━━━ Given data ━━━

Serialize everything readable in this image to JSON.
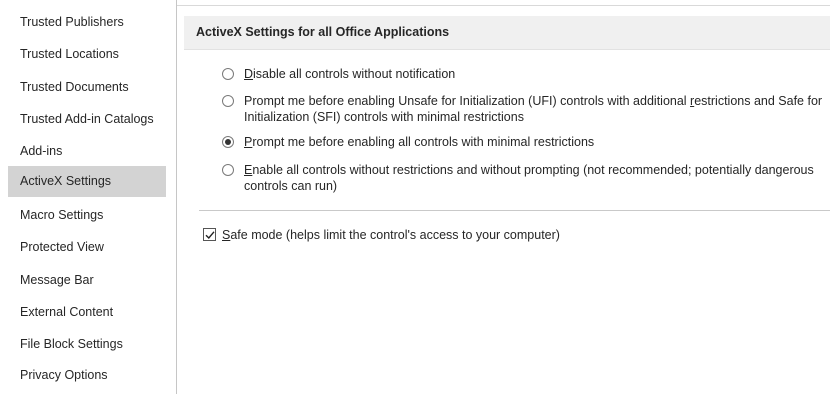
{
  "sidebar": {
    "items": [
      {
        "label": "Trusted Publishers"
      },
      {
        "label": "Trusted Locations"
      },
      {
        "label": "Trusted Documents"
      },
      {
        "label": "Trusted Add-in Catalogs"
      },
      {
        "label": "Add-ins"
      },
      {
        "label": "ActiveX Settings",
        "selected": true
      },
      {
        "label": "Macro Settings"
      },
      {
        "label": "Protected View"
      },
      {
        "label": "Message Bar"
      },
      {
        "label": "External Content"
      },
      {
        "label": "File Block Settings"
      },
      {
        "label": "Privacy Options"
      }
    ]
  },
  "main": {
    "section_title": "ActiveX Settings for all Office Applications",
    "options": [
      {
        "accel": "D",
        "rest": "isable all controls without notification",
        "line2": "",
        "checked": false
      },
      {
        "line1_pre": "Prompt me before enabling Unsafe for Initialization (UFI) controls with additional ",
        "line1_accel": "r",
        "line1_post": "estrictions and Safe for",
        "line2": "Initialization (SFI) controls with minimal restrictions",
        "checked": false
      },
      {
        "accel": "P",
        "rest": "rompt me before enabling all controls with minimal restrictions",
        "line2": "",
        "checked": true
      },
      {
        "accel": "E",
        "rest": "nable all controls without restrictions and without prompting (not recommended; potentially dangerous",
        "line2": "controls can run)",
        "checked": false
      }
    ],
    "safe_mode": {
      "accel": "S",
      "rest": "afe mode (helps limit the control's access to your computer)",
      "checked": true
    }
  },
  "colors": {
    "selected_bg": "#d3d3d3",
    "header_bg": "#f0f0f0",
    "text": "#262626"
  }
}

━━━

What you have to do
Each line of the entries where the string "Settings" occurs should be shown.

Answer to this problem
        "label": "ActiveX Settings",
        "label": "Macro Settings"
        "label": "File Block Settings"
    "section_title": "ActiveX Settings for all Office Applications",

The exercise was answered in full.